in its implmentation may be prepared, copied, published and in its implmentation may be prepared, copied, published and distributed,
distributed, in whole or in part, without restriction of any kind, in whole or in part, without restriction of any kind, provided that the
provided that the above copyright notice and this paragraph are above copyright notice and this paragraph are included on all such
included on all such copies and derivative works. However, this copies and derivative works. However, this document itself may not be
document itself may not be modified in any way, such as by removing modified in any way, such as by removing the copyright notice or

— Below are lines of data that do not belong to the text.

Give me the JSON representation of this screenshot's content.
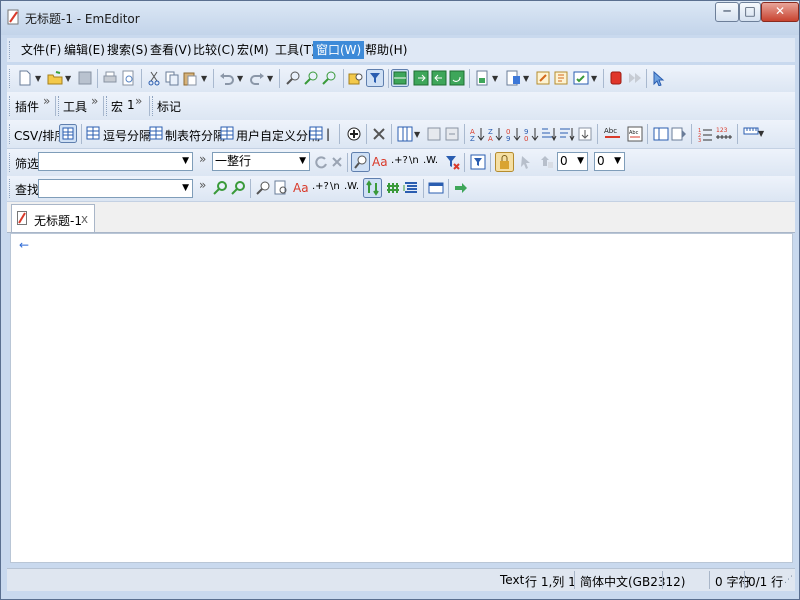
{
  "window": {
    "title": "无标题-1 - EmEditor",
    "buttons": {
      "minimize": "─",
      "maximize": "□",
      "close": "✕"
    }
  },
  "menu": {
    "items": [
      "文件(F)",
      "编辑(E)",
      "搜索(S)",
      "查看(V)",
      "比较(C)",
      "宏(M)",
      "工具(T)",
      "窗口(W)",
      "帮助(H)"
    ],
    "active_index": 7
  },
  "toolbars": {
    "row2": {
      "plugin": "插件",
      "tools": "工具",
      "macro": "宏",
      "macro_pos": "1",
      "bookmark": "标记",
      "chevron": "»"
    },
    "row3": {
      "csv": "CSV/排序",
      "comma": "逗号分隔",
      "tab": "制表符分隔",
      "user": "用户自定义分隔",
      "user_mark": "|"
    },
    "row4": {
      "filter_label": "筛选",
      "filter_value": "",
      "scope_value": "一整行",
      "num1": "0",
      "num2": "0"
    },
    "row5": {
      "find_label": "查找",
      "find_value": ""
    }
  },
  "document": {
    "tab_label": "无标题-1",
    "tab_close": "x",
    "caret_mark": "←"
  },
  "status": {
    "mode": "Text",
    "position": "行 1,列 1",
    "encoding": "简体中文(GB2312)",
    "chars": "0 字符",
    "lines": "0/1 行"
  },
  "colors": {
    "accent": "#3d8ad8",
    "window_frame": "#c9d9ee"
  }
}
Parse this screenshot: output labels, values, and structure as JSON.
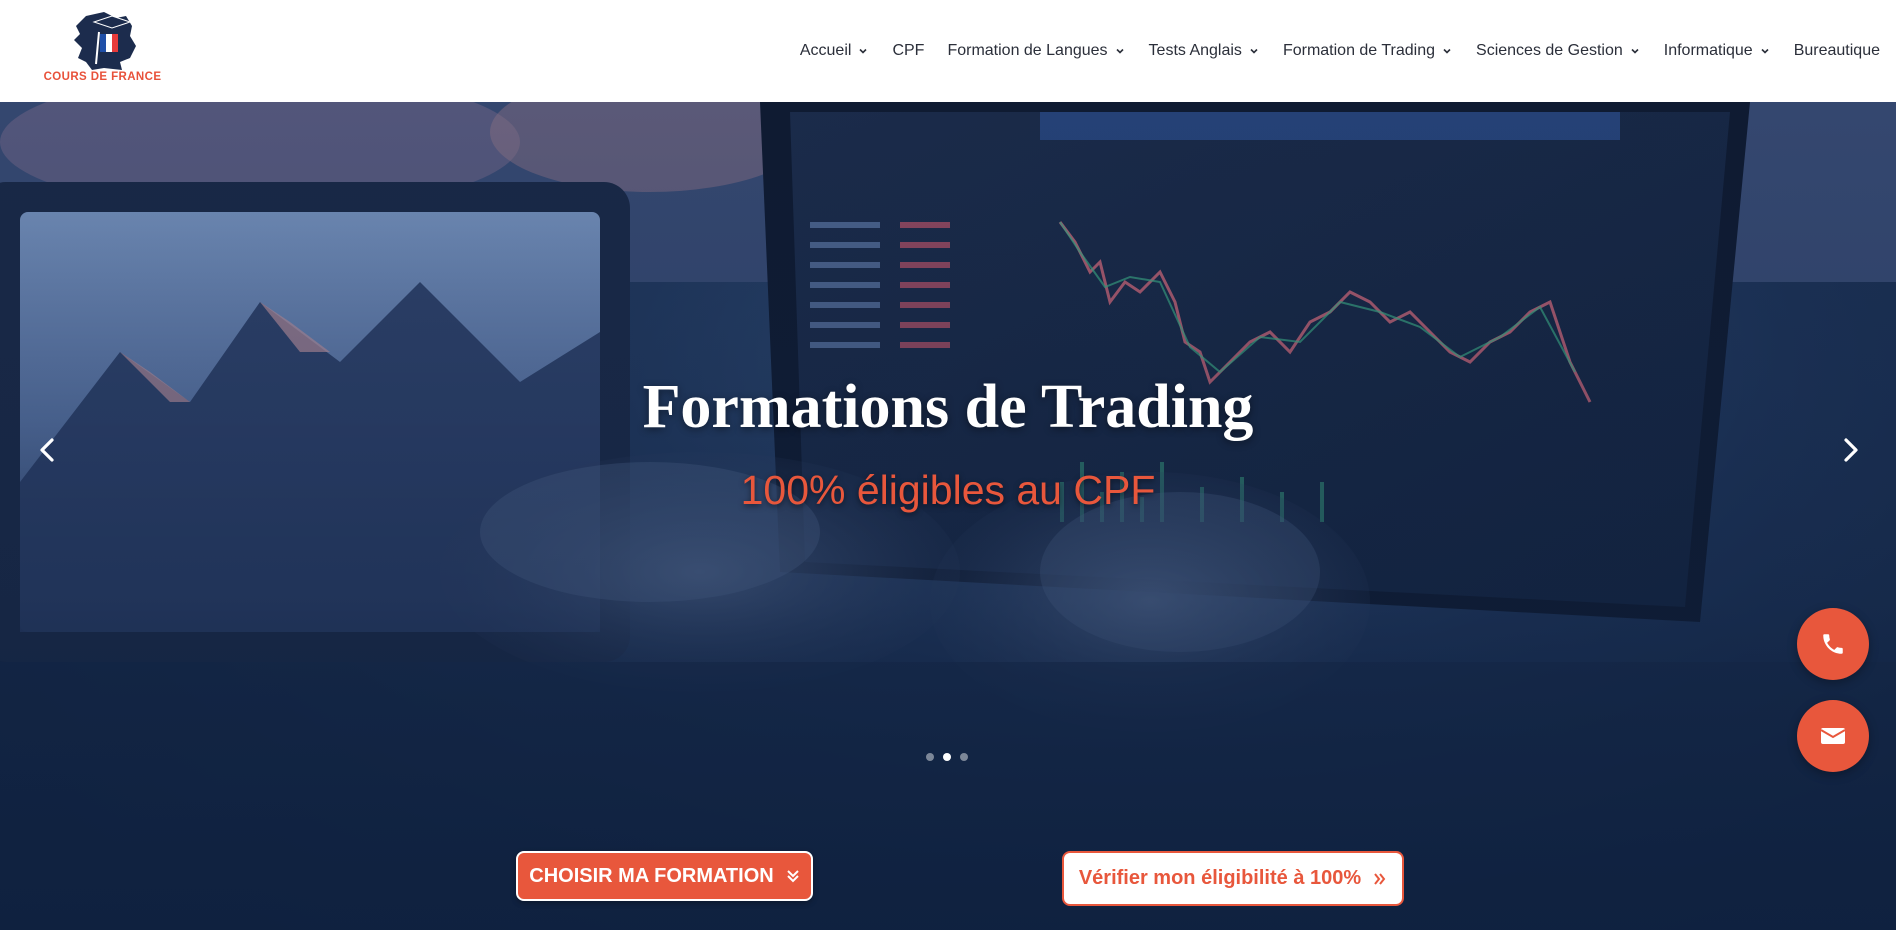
{
  "brand": {
    "name": "COURS DE FRANCE"
  },
  "nav": {
    "items": [
      {
        "label": "Accueil",
        "has_dropdown": true
      },
      {
        "label": "CPF",
        "has_dropdown": false
      },
      {
        "label": "Formation de Langues",
        "has_dropdown": true
      },
      {
        "label": "Tests Anglais",
        "has_dropdown": true
      },
      {
        "label": "Formation de Trading",
        "has_dropdown": true
      },
      {
        "label": "Sciences de Gestion",
        "has_dropdown": true
      },
      {
        "label": "Informatique",
        "has_dropdown": true
      },
      {
        "label": "Bureautique",
        "has_dropdown": false
      }
    ]
  },
  "hero": {
    "title": "Formations de Trading",
    "subtitle": "100% éligibles au CPF",
    "slides_count": 3,
    "active_slide": 2,
    "primary_button": {
      "label": "CHOISIR MA FORMATION",
      "icon": "double-chevron-down-icon"
    },
    "secondary_button": {
      "label": "Vérifier mon éligibilité à 100%",
      "icon": "double-chevron-right-icon"
    }
  },
  "floating_actions": [
    {
      "name": "phone",
      "icon": "phone-icon"
    },
    {
      "name": "email",
      "icon": "mail-icon"
    }
  ],
  "colors": {
    "accent": "#e8573c",
    "nav_text": "#2b2f3a",
    "hero_dark": "#152847",
    "white": "#ffffff"
  }
}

the copyright notice or references to the Internet Society or other references to the Internet Society or other Internet organizations,
Internet organizations, except as needed for the purpose of developing except as needed for the purpose of developing Internet standards in
Internet standards in which case the procedures for copyrights defined which case the procedures for copyrights defined in the Internet
in the Internet Standards process must be followed, or as required to Standards process must be followed, or as required to translate it into.
translate it into.
 End of changes. 164 change blocks. 
832 lines changed or deleted 798 lines changed or added

This html diff was produced by rfcdiff 1.34. The latest version is available from http://tools.ietf.org/tools/rfcdiff/